Gays Not Marching In New York Parade
New York City Council speaker Christine Quinn said she can't deny who she is on any given day.
Quinn is New York City's first openly gay City Council leader. But she won't be marching in Friday's St. Patrick's Day parade because organizers are barring Irish gays and lesbians for the 16th straight year. Quinn does plan to attend several breakfasts before Mass at St. Patrick's Cathedral.
She said compromise proposals were made but no deal was reached. The parade chairman told The New York Times that Quinn was "more than welcome to march as the leader of the City Council" but he says the parade won't allow "buttons or decorations in any shape or form."
Gay activist Brendan Fay quoted the song line, "When Irish eyes are smiling, all the world seems bright and gay,"' then adds, "Well, not on Fifth Avenue."
Quinn, who took office in January, said the city's Irish gays had hoped to march behind their own banner, like other groups, although she added that they were willing to walk with the City Council as a unified group.
The fight to let Irish gays march under their own banner dates to 1991, when parade organizers first rejected an application from the Irish Lesbian and Gay Organization.
Mayor Michael Bloomberg, who will march, urged the Hibernians to change their stand on letting the gay group march behind its banner.
Bush, Irish Leader Celebrate
President George W. Bush and members of Congress got an early start on St. Patrick's Day Thursday with Ireland's Prime Minister Bertie Ahern as their guest.
The Capitol Hill luncheon was hosted by House Speaker Dennis Hastert. A trio of Irish singers provided entertainment. And there was lots of green including ties and the tablecloths.
The St. Patrick's Day tradition also includes Irish-American lawmakers and politicians from both the Irish republic and Northern Ireland.
Friday, Ahern takes part in another St. Patrick's tradition, presenting a bowl of shamrocks to the president at the White House.
St. Patrick is honored on March 17, his religious feast day and the anniversary of his death in the fifth century.
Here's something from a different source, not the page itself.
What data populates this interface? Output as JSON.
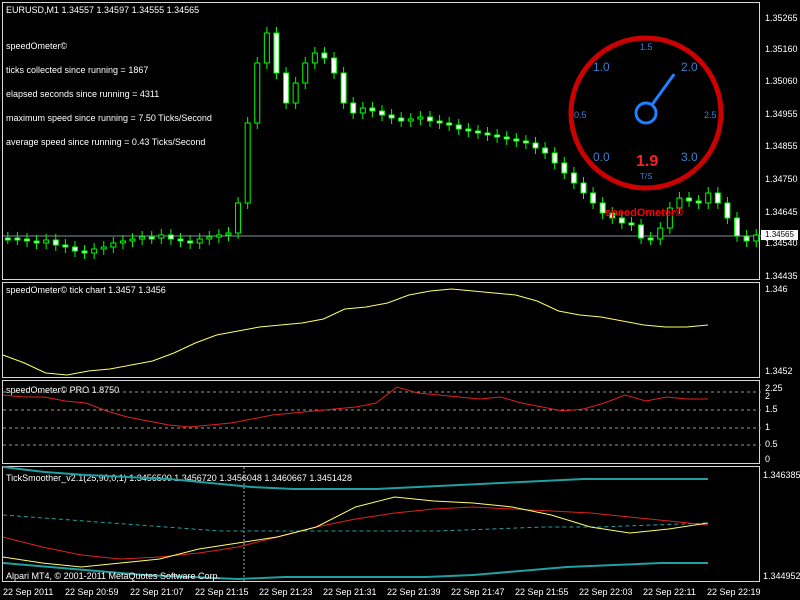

The Irish have observed St. Patrick's Day as a religious holiday for thousands of years. Here are some facts about St. Patrick's Day.
Took place in the United States, 1762. Irish serving in English military marched in New York City March 17, Helped reconnect with Irish roots and fellow Irishmen in English army
RISE OF PRIDE:
In next 35 years, Irish patriotism among American immigrants flourished
"Irish Aid" societies: Friendly Sons of Saint Patrick/Hibernian Society
Each group would hold annual parades
NO IRISH NEED APPLY:
Potato Famine sent a million poor, uneducated Catholic Irish to U.S.,1845
Despised for religion and accents; couldn't even find menial jobs
When held parades, newspapers portrayed them as drunk, violent monkeys
Irish realize great numbers give them political power
St. Patrick's Day parades show of strength and a "must" for politicians
President Truman attends New York's parade in 1948
GREEN GOES GLOBAL:
Today, celebrated by all backgrounds in U.S., Canada, Australia
North America has the largest productions
Also celebrated in other locations, including Japan, Singapore, Russia
MODERN IRELAND AND ST. PATRICK'S DAY:
Traditionally a religious occasion. Up until the 1970s, Irish laws mandated that pubs be closed March 17 In 1995, government started using day to drive tourism/showcase Ireland. Last year about a million took part in St. Patrick's Festival in Dublin.
Distributed by Internet Broadcasting Systems, Inc. The Associated Press contributed to this report.